[T]he public good is disregarded in the conflicts of rival parties, and that measures are too often decided, not according to the rules of justice and the rights of the minor party, but by the superior force of an interested and overbearing majority.—James Madison, Federalist 10
I’ve read and heard a lot of claptrap since the election. Unfortunately, it emanates from both Democrats and Republicans. It’s frustrating. Pat Caddell calls Democrats the corrupt party and Republicans the stupid party. He certainly seems to have a handle on things.
Here’s an example. A supposed college student published an editorial in the Wall Street Journal immediately after the election bemoaning her loneliness on campus. To attract young people, she insisted the Republican Party had to distance themselves from the religious and renounce Rush Limbaugh and his ilk. Let’s see, progressives dominate the judiciary, schools at all levels, popular culture, the main stream media, the permanent governing class, unions, professional organizations like AARP, foundations, any city with a coastline, and have corrupted the corporate managerial class. And to win elections, we’re supposed to abandon our only remaining centers of strength. That makes as much sense as a losing baseball team trading away their 300 hitters.
What happened between 2010 and 2012. Nobody wants to talk about that because everyone is complicit in damaging the Tea Party– the greatest spontaneous political movement since the Revolution. Republicans made enormous gains in 49 states in 2010, (California was the outlier) taking over the House, picking up seats in the Senate, adding governorships, making big gains—or even taking over—state legislatures. Now, pundits on both sides want to compare this race to the McCain debacle in 2008. Agreed, that was the last presidential run, but the tsunamic Tea party movement should have made the progressive 2008 sweep a temporary blip in American history. It didn’t because Democrats and their minions ruthlessly demonized the Tea Party, the Republican establishment relentlessly marginalized the Tea Party, and the Tea Party organized until it sapped away its populous energy. That’s like a winning baseball team trading away their 20 game-winning pitchers.
Losing an election like this one is more than hard, it’s possibly catastrophic. Smug progressives again look unbeatable. Who’s to blame? Everybody is pointing fingers at everyone else. The irony is that Democrats and the Republican establishment are trying to pin the loss on the Tea Party. Yes, that sentence is correct. The republican establishment is still denigrating the movement that singlehandedly caused a reversal of the progressive juggernaut. Caddell is right. If Republicans were smart, they would never sing harmony with their opponents.
If Republicans are going to be a viable force in the future, then the beltway wisdom is that it must shift away from the right to appeal to more voters. This is couched in terms like becoming more inclusive to appeal to the young, minorities, and single women. Except that you can’t dance to the left of a progressive. If you crowd their space, they shuffle further leftward … wearing a big grin.

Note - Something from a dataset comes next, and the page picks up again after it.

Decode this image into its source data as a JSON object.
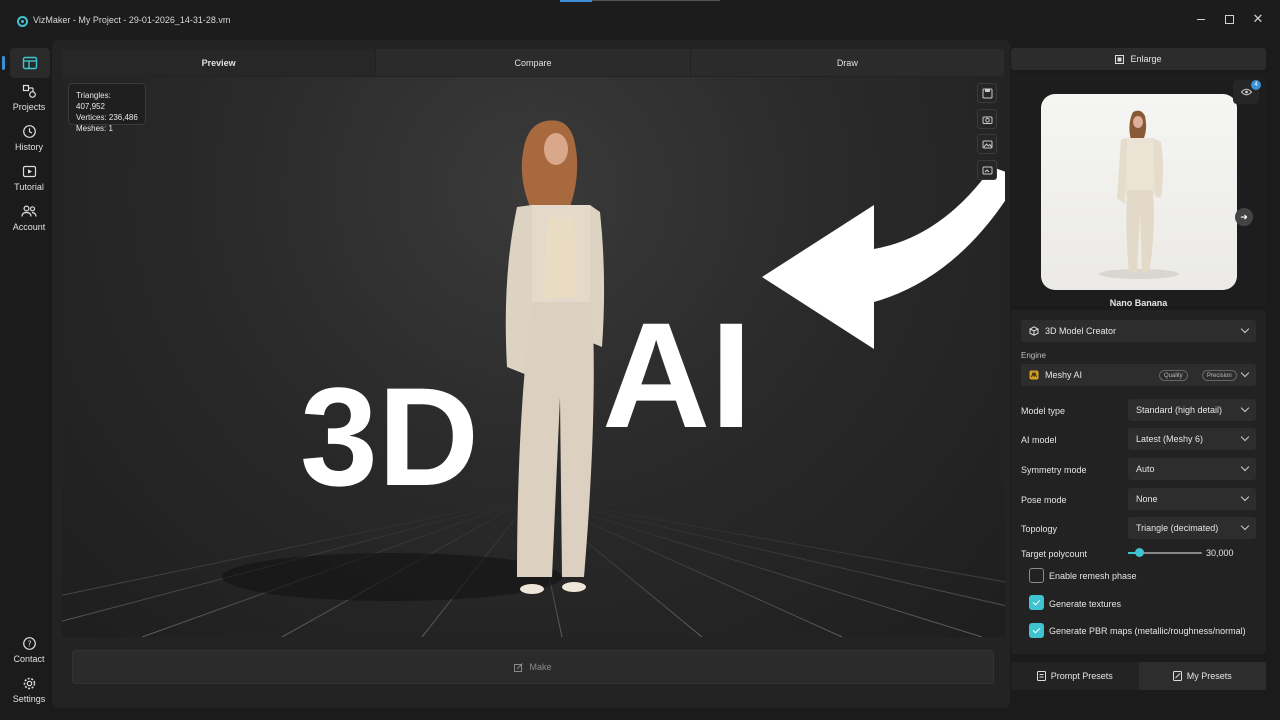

Americans—all Americans—will follow principled leadership. Pandering only buys votes for a single election cycle. Firm adherence to fundamental American principles wins repeated mandates election after election. The Republican Party must decide which principles it supports and make every decision based on whether it furthers those principles. Too idealistic? Not for our Founders. They shared common principles and those principles allowed them to accomplish the impossible. Those principles are the basis for American Exceptionalism. Without them we are only a land mass inhabited by human beings.
Many are predicting the demise of Republicans. Let me join the choir. The Republican Party will return to their roots and become proponents of our founding principles … or they will go the way of the Whig Party.
James D. Best is the author of the Steve Dancy Tales and Tempest at Dawn, a novel about the 1787 Constitutional Convention. Look for his new book, Principled Action, Lessons from the Origins of the American Republic.